Jed

****************

hope this helps.....

Thrud
05-16-2003, 04:55 AM
dvideo:

Thanks for the info. Since these are functional parts I intend to recycle, the boards are a throw-away. The BGA are going into my "dead chip collection" (North and South bridge chips for computers). I also recover the LS, ALS, and F series logic, resistors, and ceramic chips for experiments.

I clean the whole board off. I have a Hakko 470 Static Safe Desoldering Station for through-hole parts. Damn, I like that Hakko!

Dave O
As a matter of fact the anti-gravity exhaust has been prodigeous in volume and quality of late... http://bbs.homeshopmachinist.net//rolleyes.gif http://bbs.homeshopmachinist.net//eek.gif http://bbs.homeshopmachinist.net//biggrin.gif http://bbs.homeshopmachinist.net//biggrin.gif http://bbs.homeshopmachinist.net//biggrin.gif



[This message has been edited by Thrud (edited 05-16-2003).]

dvideo
05-16-2003, 05:50 AM
If you need more details on BGAs, I can get them.... The trick, if you can do it, is reballing the parts. Then you can worry about getting them off the boards right...
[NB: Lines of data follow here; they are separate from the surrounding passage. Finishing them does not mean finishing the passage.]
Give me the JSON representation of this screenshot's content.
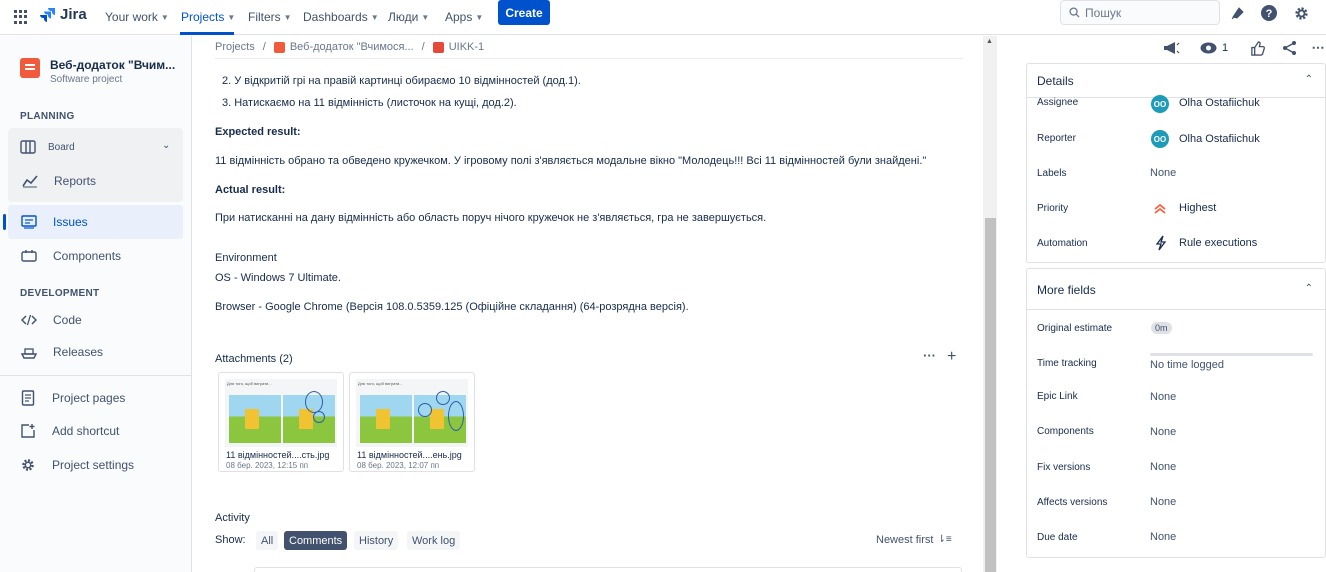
{
  "topnav": {
    "logo": "Jira",
    "items": [
      {
        "label": "Your work"
      },
      {
        "label": "Projects"
      },
      {
        "label": "Filters"
      },
      {
        "label": "Dashboards"
      },
      {
        "label": "Люди"
      },
      {
        "label": "Apps"
      }
    ],
    "create_label": "Create",
    "search_placeholder": "Пошук"
  },
  "sidebar": {
    "project_name": "Веб-додаток \"Вчим...",
    "project_type": "Software project",
    "planning_title": "PLANNING",
    "development_title": "DEVELOPMENT",
    "items": [
      {
        "label": "Board"
      },
      {
        "label": "Reports"
      },
      {
        "label": "Issues"
      },
      {
        "label": "Components"
      },
      {
        "label": "Code"
      },
      {
        "label": "Releases"
      },
      {
        "label": "Project pages"
      },
      {
        "label": "Add shortcut"
      },
      {
        "label": "Project settings"
      }
    ]
  },
  "breadcrumb": {
    "projects": "Projects",
    "project": "Веб-додаток \"Вчимося...",
    "issue": "UIKK-1"
  },
  "issue": {
    "steps": [
      "2. У відкритій грі на правій картинці обираємо 10 відмінностей (дод.1).",
      "3. Натискаємо на 11 відмінність (листочок на кущі, дод.2)."
    ],
    "expected_title": "Expected result:",
    "expected_text": "11 відмінність обрано та обведено кружечком.  У ігровому полі з'являється модальне вікно \"Молодець!!! Всі 11 відмінностей були знайдені.\"",
    "actual_title": "Actual result:",
    "actual_text": "При натисканні на дану відмінність або область поруч нічого кружечок не з'являється, гра не завершується.",
    "environment_title": "Environment",
    "os": "OS - Windows 7 Ultimate.",
    "browser": "Browser - Google Chrome (Версія 108.0.5359.125 (Офіційне складання) (64-розрядна версія)."
  },
  "attachments": {
    "title": "Attachments (2)",
    "files": [
      {
        "name": "11 відмінностей....сть.jpg",
        "date": "08 бер. 2023, 12:15 пп"
      },
      {
        "name": "11 відмінностей....ень.jpg",
        "date": "08 бер. 2023, 12:07 пп"
      }
    ]
  },
  "activity": {
    "title": "Activity",
    "show_label": "Show:",
    "filters": [
      "All",
      "Comments",
      "History",
      "Work log"
    ],
    "selected": "Comments",
    "sort_label": "Newest first"
  },
  "actions": {
    "watchers": "1"
  },
  "details": {
    "title": "Details",
    "fields": [
      {
        "label": "Assignee",
        "value": "Olha Ostafiichuk",
        "initials": "OO"
      },
      {
        "label": "Reporter",
        "value": "Olha Ostafiichuk",
        "initials": "OO"
      },
      {
        "label": "Labels",
        "value": "None"
      },
      {
        "label": "Priority",
        "value": "Highest"
      },
      {
        "label": "Automation",
        "value": "Rule executions"
      }
    ]
  },
  "more_fields": {
    "title": "More fields",
    "fields": [
      {
        "label": "Original estimate",
        "value": "0m"
      },
      {
        "label": "Time tracking",
        "value": "No time logged"
      },
      {
        "label": "Epic Link",
        "value": "None"
      },
      {
        "label": "Components",
        "value": "None"
      },
      {
        "label": "Fix versions",
        "value": "None"
      },
      {
        "label": "Affects versions",
        "value": "None"
      },
      {
        "label": "Due date",
        "value": "None"
      }
    ]
  },
  "colors": {
    "brand": "#0052cc",
    "priority_highest": "#ff5630",
    "avatar": "#1d9bb8"
  }
}
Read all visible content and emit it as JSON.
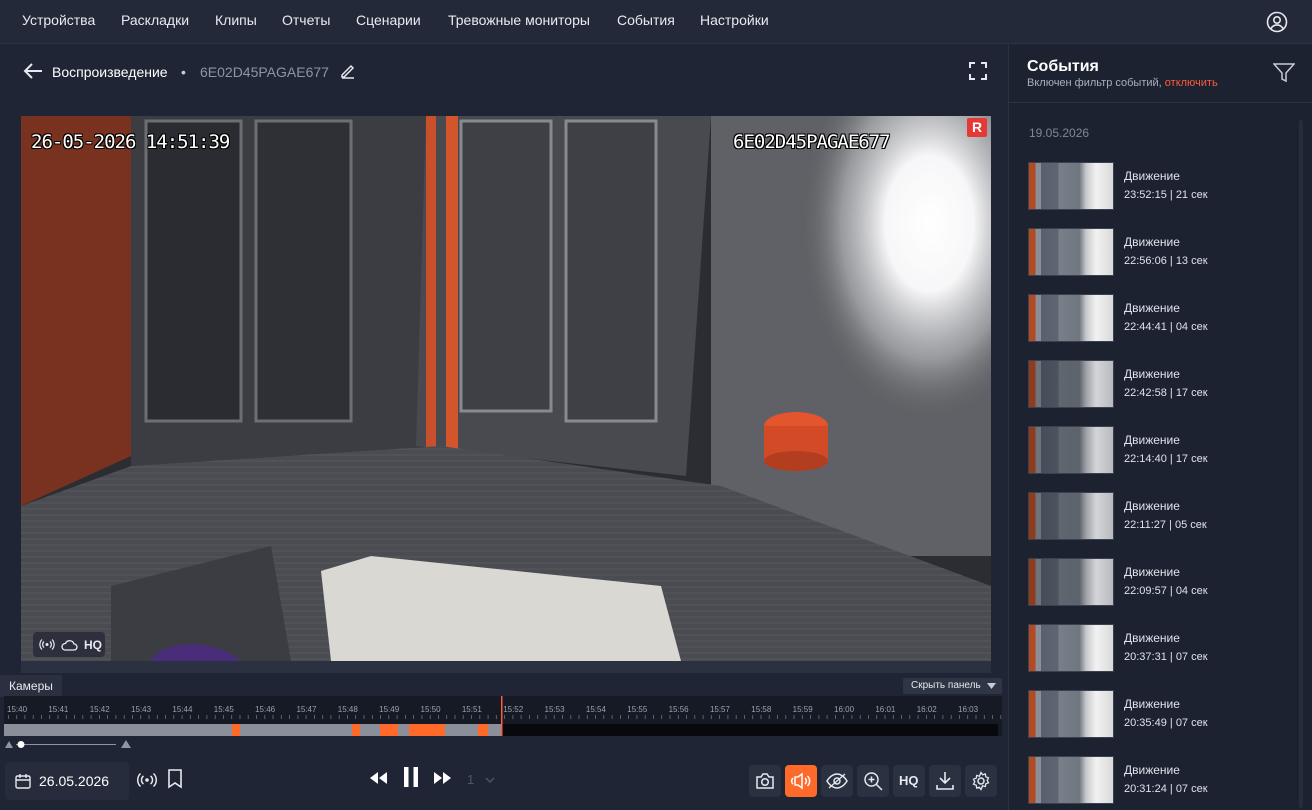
{
  "nav": {
    "items": [
      "Устройства",
      "Раскладки",
      "Клипы",
      "Отчеты",
      "Сценарии",
      "Тревожные мониторы",
      "События",
      "Настройки"
    ]
  },
  "header": {
    "section": "Воспроизведение",
    "separator": "•",
    "camera_id": "6E02D45PAGAE677"
  },
  "video": {
    "osd_datetime": "26-05-2026 14:51:39",
    "osd_camera": "6E02D45PAGAE677",
    "rec_badge": "R",
    "quality": "HQ"
  },
  "panel": {
    "cameras_tab": "Камеры",
    "hide_panel": "Скрыть панель"
  },
  "timeline": {
    "ticks": [
      "15:40",
      "15:41",
      "15:42",
      "15:43",
      "15:44",
      "15:45",
      "15:46",
      "15:47",
      "15:48",
      "15:49",
      "15:50",
      "15:51",
      "15:52",
      "15:53",
      "15:54",
      "15:55",
      "15:56",
      "15:57",
      "15:58",
      "15:59",
      "16:00",
      "16:01",
      "16:02",
      "16:03"
    ],
    "playhead": "15:52"
  },
  "controls": {
    "date": "26.05.2026",
    "speed": "1",
    "hq_label": "HQ"
  },
  "events_panel": {
    "title": "События",
    "filter_note": "Включен фильтр событий,",
    "filter_disable": "отключить",
    "date_group": "19.05.2026",
    "events": [
      {
        "type": "Движение",
        "time": "23:52:15",
        "duration": "21 сек"
      },
      {
        "type": "Движение",
        "time": "22:56:06",
        "duration": "13 сек"
      },
      {
        "type": "Движение",
        "time": "22:44:41",
        "duration": "04 сек"
      },
      {
        "type": "Движение",
        "time": "22:42:58",
        "duration": "17 сек"
      },
      {
        "type": "Движение",
        "time": "22:14:40",
        "duration": "17 сек"
      },
      {
        "type": "Движение",
        "time": "22:11:27",
        "duration": "05 сек"
      },
      {
        "type": "Движение",
        "time": "22:09:57",
        "duration": "04 сек"
      },
      {
        "type": "Движение",
        "time": "20:37:31",
        "duration": "07 сек"
      },
      {
        "type": "Движение",
        "time": "20:35:49",
        "duration": "07 сек"
      },
      {
        "type": "Движение",
        "time": "20:31:24",
        "duration": "07 сек"
      }
    ]
  },
  "colors": {
    "accent": "#ff6a2a",
    "link": "#ff5a3c",
    "background": "#1e2433"
  }
}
These parts get smaller and I see worse, every year.... I am comfortable with the 1mm pitch parts... I can see, wire, and stick holes on the boards. I saw someone else's 0.5mm pad pitch board... EEK! now I carry two magnifying glasses at work... Glasses to see the screen with, a magnifying glass to stare at board and art with... and now another glass for REALLY tiny BGAs.... Its the Cell phones that drive the size down... and they keep getting smaller....

I envy your Hakko....

Jerry

dvideo
05-16-2003, 01:34 PM
Another useful BGA site....

http://www.intel.com/design/packtech/packbook.htm


-- jerry